  • The first veterans’ forum in Parliament to raise awareness of the plight and needs of many veterans in jail, homeless or experiencing mental health issues;
  • Establishing an inquiry into stalking which resulted in new laws;
  • A Bill to recognise and create a new offence of coercive control in a domestic abuse setting which resulted in a new law;
  • Introducing a Bill to give victims of crime rights in law which is now in the 2017 Conservative, Labour and Liberal Democrat manifestos;
  • Updating the law on digital crime and raising awareness in Parliament and with the Police of the new dangers;
  • Introducing a Private Members’ Bill to limit the cross-examination of rape victims about their sexual history which is likely to become law after the election;
  • Pressing for the crimes of stalking, coercive control and possession of indecent images of children to be referred to the Attorney General if they are unduly lenient – this is now in the 2017 Conservative Party manifesto;
  • Demanding that private probation companies be held to account following an appalling murder in South Wales. There is now a Government review;
  • Improve the laws on domestic violence through prevention, better investigation and prosecution and improved protection post-conviction. This too is in the Tory manifesto; and
  • Introducing an amendment to the Digital Economies Bill to ensure that social media providers do more to protect victims from hate crime and bullying which the Government accepted in April 2017.


Notes to editors:

All the campaigns were led by Plaid with all party support and in conjunction with organisations such as Voice4Victims and the Digital-Trust.

Monday, 22 May 2017

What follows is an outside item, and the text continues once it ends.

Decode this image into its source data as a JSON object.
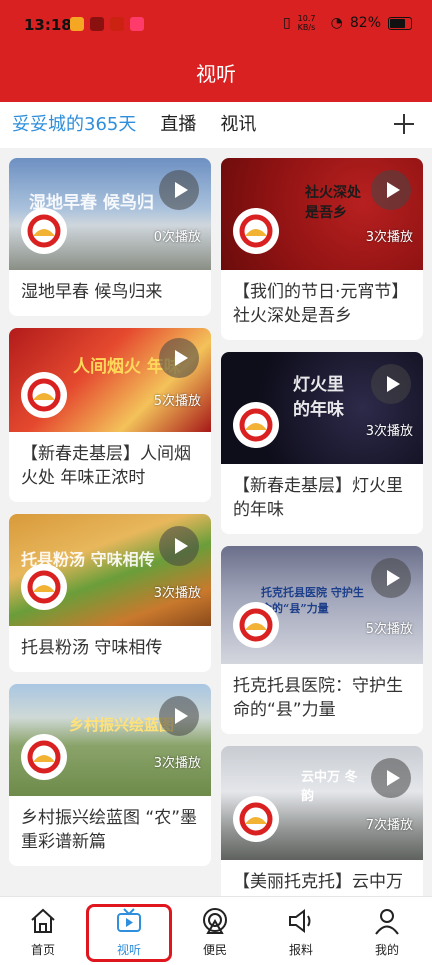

Plaid Cymru has called for a national energy company for Wales to be established to reduce energy prices and tackle climate change.

Ynni Cymru (Energy Wales) - a not-for-profit organisation similar to Welsh Water - would be responsible for tackling fuel poverty through investing in infrastructure, green energy production, and research and development.

Simon Thomas, Plaid Cymru's spokesperson on Energy, Climate Change, and Rural Affairs, commissioned the report on Ynni Cymru. He said, "In Wales, we generate more electricity than we consume and yet we have some of the highest electricity costs in Europe. Ownership, control and investment in renewable and sustainable energy is a key question in this election and central to our future prosperity."

The Plaid Cymru report highlights the severity of Wales' fuel poverty, as nearly a quarter of Welsh households spend more than ten per cent of their household incomes on energy bills, compared to only 11.6% of households in England.

Simon Thomas said:

"Wales needs a national energy company to focus on reducing energy prices for consumers through renewable sources. Even though we have a thousand miles of coastline and five million acres of land, we produce less renewable energy than elsewhere in the UK.

"Despite being a net exporter of electricity, Welsh consumers are faced with higher bills than any other country in the UK. The answer is not to place an arbitrary cap on bills but to take profiteering shareholders out of the equation and take ownership of our own energy.

"Plaid Cymru wants Wales to be fully self-sufficient in renewable electricity by 2035 and creating a national energy company for Wales is part of achieving that aim

"If we are serious about cutting Wales' emissions by 80% by 2050, we need to act now. Plaid Cymru is committed to defending Wales' natural environment and reducing high-energy costs for consumers.

"As we leave the EU, a new internal energy market will develop in the UK, and it's important we accelerate towards self-sufficiency through cleaner, greener energy production

"The Tories have dragged their feet on projects like the Swansea Bay Tidal Lagoon that would create high quality jobs and green energy, and once again they have left it out of their manifesto.

"The two Westminster parties continue to bicker about capping energy prices but the sensible solution is to take profiteering out of the equation, replicating successful models like EDF which is owned by the French public.

"The only way to defend Wales' natural environment and reduce energy prices is to send a strong group of Plaid Cymru MPs to Westminster to form a united Welsh block in the House of Commons."